• **Requirement**:
Where the string "Sample" occurs in a line of the entries below, copy that line.

::::::::::

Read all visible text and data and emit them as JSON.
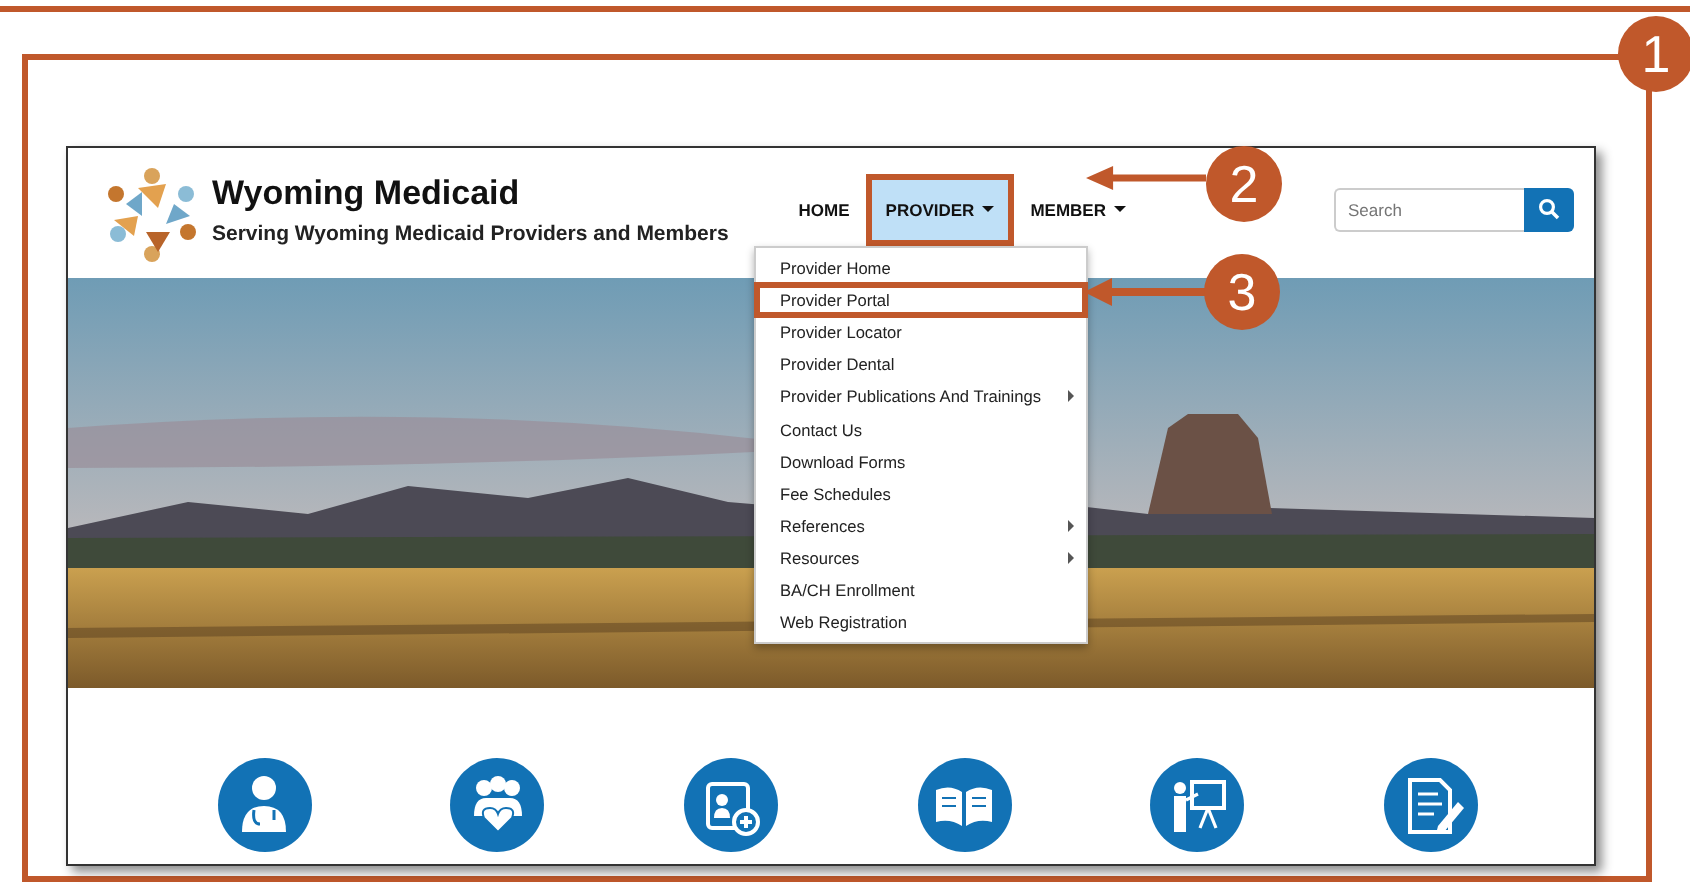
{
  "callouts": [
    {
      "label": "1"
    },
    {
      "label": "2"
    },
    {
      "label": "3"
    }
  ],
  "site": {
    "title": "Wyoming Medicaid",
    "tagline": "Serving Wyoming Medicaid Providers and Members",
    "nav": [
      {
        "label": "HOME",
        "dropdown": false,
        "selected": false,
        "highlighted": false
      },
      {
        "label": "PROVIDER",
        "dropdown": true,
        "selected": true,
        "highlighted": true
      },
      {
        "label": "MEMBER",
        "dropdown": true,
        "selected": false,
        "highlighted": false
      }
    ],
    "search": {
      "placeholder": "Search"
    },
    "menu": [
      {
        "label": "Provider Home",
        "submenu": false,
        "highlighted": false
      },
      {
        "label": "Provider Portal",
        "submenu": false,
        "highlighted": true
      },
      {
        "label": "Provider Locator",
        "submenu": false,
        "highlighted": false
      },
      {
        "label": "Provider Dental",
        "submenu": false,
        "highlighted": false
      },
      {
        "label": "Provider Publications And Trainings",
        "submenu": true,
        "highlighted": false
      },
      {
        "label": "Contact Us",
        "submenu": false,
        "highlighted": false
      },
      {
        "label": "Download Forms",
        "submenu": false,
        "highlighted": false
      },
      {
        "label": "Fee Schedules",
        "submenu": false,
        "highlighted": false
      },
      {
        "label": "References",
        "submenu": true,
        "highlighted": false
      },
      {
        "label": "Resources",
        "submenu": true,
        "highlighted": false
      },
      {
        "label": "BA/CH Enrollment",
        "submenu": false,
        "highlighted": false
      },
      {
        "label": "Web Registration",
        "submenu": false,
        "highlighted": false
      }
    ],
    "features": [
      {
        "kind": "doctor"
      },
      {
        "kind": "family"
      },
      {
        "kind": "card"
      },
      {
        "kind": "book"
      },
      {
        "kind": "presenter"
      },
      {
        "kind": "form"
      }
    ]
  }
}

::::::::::

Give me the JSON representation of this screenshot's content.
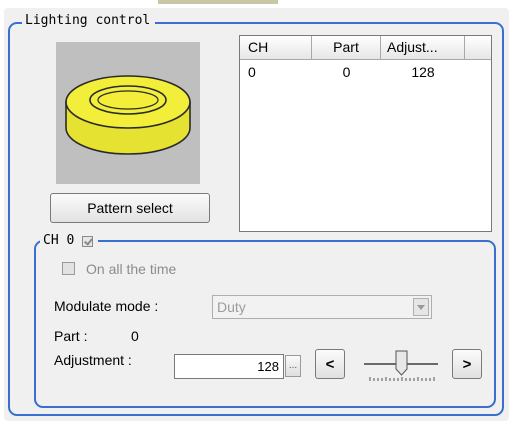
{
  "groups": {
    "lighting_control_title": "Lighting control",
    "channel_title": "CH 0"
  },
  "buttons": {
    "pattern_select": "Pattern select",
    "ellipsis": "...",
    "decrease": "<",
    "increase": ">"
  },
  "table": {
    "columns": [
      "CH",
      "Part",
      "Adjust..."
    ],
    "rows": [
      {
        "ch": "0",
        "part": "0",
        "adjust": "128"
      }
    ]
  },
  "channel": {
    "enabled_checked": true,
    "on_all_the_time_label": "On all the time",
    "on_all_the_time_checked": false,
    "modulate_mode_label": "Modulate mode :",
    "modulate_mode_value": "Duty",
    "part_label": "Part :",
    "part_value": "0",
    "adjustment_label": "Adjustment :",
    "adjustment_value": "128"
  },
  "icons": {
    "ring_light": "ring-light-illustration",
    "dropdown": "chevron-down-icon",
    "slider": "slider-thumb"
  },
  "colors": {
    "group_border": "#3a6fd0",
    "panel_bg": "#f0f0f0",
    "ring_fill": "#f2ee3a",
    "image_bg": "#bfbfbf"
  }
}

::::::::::

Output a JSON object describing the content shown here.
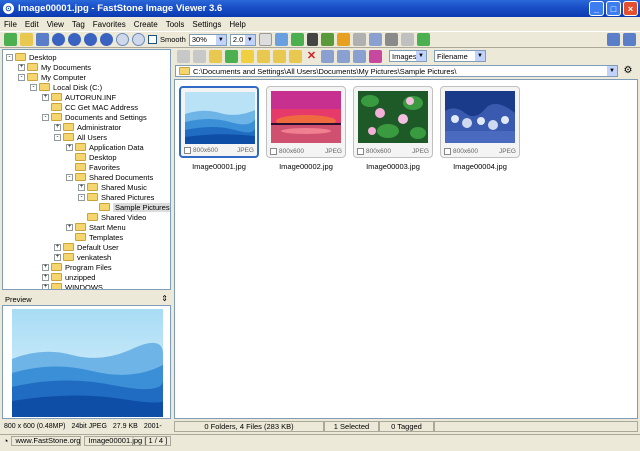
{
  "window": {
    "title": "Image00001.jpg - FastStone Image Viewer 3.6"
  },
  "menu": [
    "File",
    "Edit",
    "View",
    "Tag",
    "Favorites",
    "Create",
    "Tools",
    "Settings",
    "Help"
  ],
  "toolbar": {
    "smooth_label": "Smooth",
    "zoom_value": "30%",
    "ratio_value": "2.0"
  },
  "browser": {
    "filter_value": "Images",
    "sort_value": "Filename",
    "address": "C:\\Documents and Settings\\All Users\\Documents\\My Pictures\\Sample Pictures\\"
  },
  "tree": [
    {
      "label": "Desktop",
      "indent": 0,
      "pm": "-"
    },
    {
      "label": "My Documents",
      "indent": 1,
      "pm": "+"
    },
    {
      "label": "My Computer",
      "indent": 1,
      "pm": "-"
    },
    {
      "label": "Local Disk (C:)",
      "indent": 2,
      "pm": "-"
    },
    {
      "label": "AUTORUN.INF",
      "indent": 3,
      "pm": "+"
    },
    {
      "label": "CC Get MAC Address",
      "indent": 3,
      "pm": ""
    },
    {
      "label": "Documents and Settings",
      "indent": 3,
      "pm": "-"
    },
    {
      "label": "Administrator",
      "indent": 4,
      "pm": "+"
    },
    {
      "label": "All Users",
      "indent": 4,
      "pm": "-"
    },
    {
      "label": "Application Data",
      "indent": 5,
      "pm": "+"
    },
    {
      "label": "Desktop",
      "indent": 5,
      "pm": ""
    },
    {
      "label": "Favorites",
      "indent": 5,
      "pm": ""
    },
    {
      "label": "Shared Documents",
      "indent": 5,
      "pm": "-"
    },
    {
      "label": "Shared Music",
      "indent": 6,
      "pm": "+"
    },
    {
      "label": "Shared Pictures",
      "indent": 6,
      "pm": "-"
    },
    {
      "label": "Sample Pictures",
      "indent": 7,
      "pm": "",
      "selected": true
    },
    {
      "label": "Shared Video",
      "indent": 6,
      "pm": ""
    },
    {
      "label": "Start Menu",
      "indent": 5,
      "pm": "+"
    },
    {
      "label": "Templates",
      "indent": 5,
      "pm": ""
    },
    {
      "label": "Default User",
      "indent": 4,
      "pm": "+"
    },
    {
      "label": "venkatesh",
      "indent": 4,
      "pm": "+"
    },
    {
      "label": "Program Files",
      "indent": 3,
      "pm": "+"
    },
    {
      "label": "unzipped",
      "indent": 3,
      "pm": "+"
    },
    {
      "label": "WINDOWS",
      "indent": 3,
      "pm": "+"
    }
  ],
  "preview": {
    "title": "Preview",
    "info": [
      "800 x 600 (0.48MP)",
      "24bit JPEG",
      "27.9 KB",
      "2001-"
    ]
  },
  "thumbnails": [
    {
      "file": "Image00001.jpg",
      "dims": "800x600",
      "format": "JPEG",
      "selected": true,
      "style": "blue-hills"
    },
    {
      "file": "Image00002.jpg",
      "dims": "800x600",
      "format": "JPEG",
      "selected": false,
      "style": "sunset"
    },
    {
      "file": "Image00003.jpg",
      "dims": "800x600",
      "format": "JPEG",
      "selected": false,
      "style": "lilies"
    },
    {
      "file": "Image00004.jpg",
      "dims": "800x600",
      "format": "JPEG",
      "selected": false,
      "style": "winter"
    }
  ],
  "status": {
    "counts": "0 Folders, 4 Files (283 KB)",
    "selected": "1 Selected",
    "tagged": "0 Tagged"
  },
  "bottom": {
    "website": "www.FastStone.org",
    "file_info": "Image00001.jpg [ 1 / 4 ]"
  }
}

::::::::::

• **Output below**:
    "address": "C:\\Documents and Settings\\All Users\\Documents\\My Pictures\\Sample Pictures\\"
      "label": "Sample Pictures",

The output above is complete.